Tourism is Nebraska's third-largest earner of revenue from outside the state after agriculture and manufacturing.
At the end of 2006, 68 of Nebraska's 93 counties had lodging taxes to collect revenues for promoting local travel and tourism. Including the highest concentrations of hotels, motels, and campgrounds in Nebraska, these 68 counties have almost 97 percent of the state's total commercial lodging sales. In addition, at least 7 Nebraska cities have occupation taxes on lodging sales, with most using the proceeds for attraction development.
The total budget of the Nebraska Travel and Tourism Division in Fiscal Year 2006-07 was approximately $6.3 million, compared to an average of $15.3 million among all state travel offices. A one-percent lodging tax provides much of the revenue for the Division "to generally promote, encourage, and attract visitors to and within the State of Nebraska and enhance the use of travel and tourism facilities within the state."
Travelers spent almost $3.8 billion in Nebraska during 2009 on trips away from home with overnight stays in paid accommodations and on day trips to places 100 miles or more away. Annual spending in Nebraska on these trips has increased by over $2.1 billion since 1990.
Jobs attributable to travel spending in Nebraska totalled 45,300 in 2009.
Each dollar spent by tourists in Nebraska is respent in the state to produce an additional $1.70 in business and income, creating an overall economic impact of $2.70.
Nebraskans and visitors to Nebraska together made 18.7 million trips in the state in 2009 to destinations 100 miles or more away from home. For trips by visitors, the leading states of origin were, in order, Kansas, Iowa, Colorado, Missouri, South Dakota, Illinois, and Minnesota.
The average nonresident traveling party visiting Nebraska by highway during the summer consists of 2.4 persons who stay 2.2 nights in the state and spend $435. Over a third of the nonresident traveling parties go to attractions or events, and for each attraction or event visited, they average a half-day longer in Nebraska, spending an additional $100.
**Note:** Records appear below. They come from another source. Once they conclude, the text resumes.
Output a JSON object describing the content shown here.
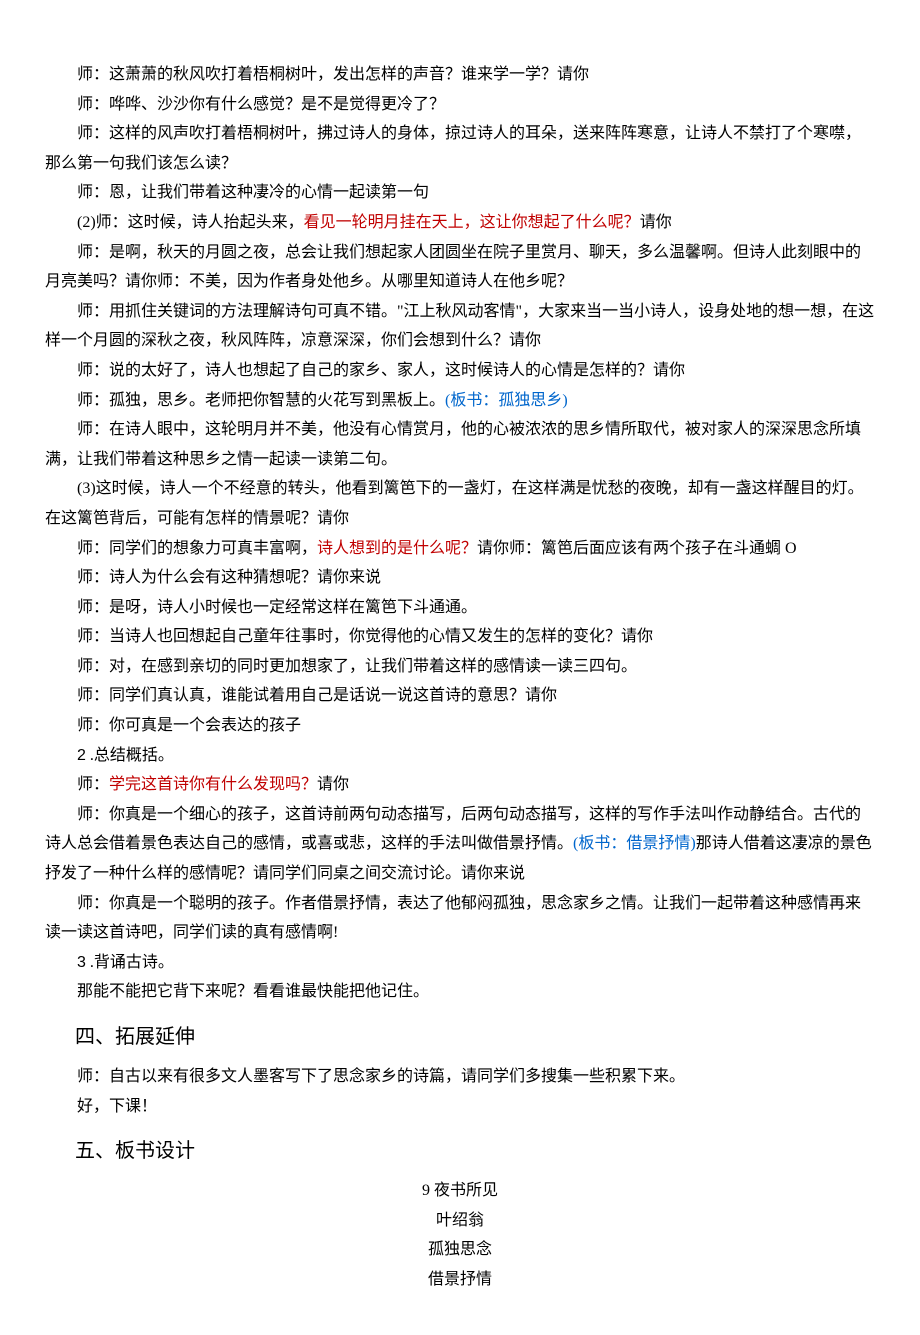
{
  "p1": "师：这萧萧的秋风吹打着梧桐树叶，发出怎样的声音？谁来学一学？请你",
  "p2": "师：哗哗、沙沙你有什么感觉？是不是觉得更冷了？",
  "p3": "师：这样的风声吹打着梧桐树叶，拂过诗人的身体，掠过诗人的耳朵，送来阵阵寒意，让诗人不禁打了个寒噤，那么第一句我们该怎么读？",
  "p4": "师：恩，让我们带着这种凄冷的心情一起读第一句",
  "p5_prefix": "(2)师：这时候，诗人抬起头来，",
  "p5_red": "看见一轮明月挂在天上，这让你想起了什么呢？",
  "p5_suffix": "请你",
  "p6": "师：是啊，秋天的月圆之夜，总会让我们想起家人团圆坐在院子里赏月、聊天，多么温馨啊。但诗人此刻眼中的月亮美吗？请你师：不美，因为作者身处他乡。从哪里知道诗人在他乡呢？",
  "p7": "师：用抓住关键词的方法理解诗句可真不错。\"江上秋风动客情\"，大家来当一当小诗人，设身处地的想一想，在这样一个月圆的深秋之夜，秋风阵阵，凉意深深，你们会想到什么？请你",
  "p8": "师：说的太好了，诗人也想起了自己的家乡、家人，这时候诗人的心情是怎样的？请你",
  "p9_prefix": "师：孤独，思乡。老师把你智慧的火花写到黑板上。",
  "p9_blue": "(板书：孤独思乡)",
  "p10": "师：在诗人眼中，这轮明月并不美，他没有心情赏月，他的心被浓浓的思乡情所取代，被对家人的深深思念所填满，让我们带着这种思乡之情一起读一读第二句。",
  "p11": "(3)这时候，诗人一个不经意的转头，他看到篱笆下的一盏灯，在这样满是忧愁的夜晚，却有一盏这样醒目的灯。在这篱笆背后，可能有怎样的情景呢？请你",
  "p12_prefix": "师：同学们的想象力可真丰富啊，",
  "p12_red": "诗人想到的是什么呢？",
  "p12_suffix": "请你师：篱笆后面应该有两个孩子在斗通蜩 O",
  "p13": "师：诗人为什么会有这种猜想呢？请你来说",
  "p14": "师：是呀，诗人小时候也一定经常这样在篱笆下斗通通。",
  "p15": "师：当诗人也回想起自己童年往事时，你觉得他的心情又发生的怎样的变化？请你",
  "p16": "师：对，在感到亲切的同时更加想家了，让我们带着这样的感情读一读三四句。",
  "p17": "师：同学们真认真，谁能试着用自己是话说一说这首诗的意思？请你",
  "p18": "师：你可真是一个会表达的孩子",
  "p19_num": "2",
  "p19_text": " .总结概括。",
  "p20_prefix": "师：",
  "p20_red": "学完这首诗你有什么发现吗？",
  "p20_suffix": "请你",
  "p21_prefix": "师：你真是一个细心的孩子，这首诗前两句动态描写，后两句动态描写，这样的写作手法叫作动静结合。古代的诗人总会借着景色表达自己的感情，或喜或悲，这样的手法叫做借景抒情。",
  "p21_blue": "(板书：借景抒情)",
  "p21_suffix": "那诗人借着这凄凉的景色抒发了一种什么样的感情呢？请同学们同桌之间交流讨论。请你来说",
  "p22": "师：你真是一个聪明的孩子。作者借景抒情，表达了他郁闷孤独，思念家乡之情。让我们一起带着这种感情再来读一读这首诗吧，同学们读的真有感情啊!",
  "p23_num": "3",
  "p23_text": " .背诵古诗。",
  "p24": "那能不能把它背下来呢？看看谁最快能把他记住。",
  "h4": "四、拓展延伸",
  "p25": "师：自古以来有很多文人墨客写下了思念家乡的诗篇，请同学们多搜集一些积累下来。",
  "p26": "好，下课！",
  "h5": "五、板书设计",
  "board1": "9 夜书所见",
  "board2": "叶绍翁",
  "board3": "孤独思念",
  "board4": "借景抒情"
}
Over 60 percent of the nonresidents visiting Nebraska during the summer stay at hotels or motels. The state has over 28,000 hotel, motel, and bed and breakfast rooms, which had an average annual occupancy rate of 53 percent in 2009 and offered the nation’s 7th lowest average room costs.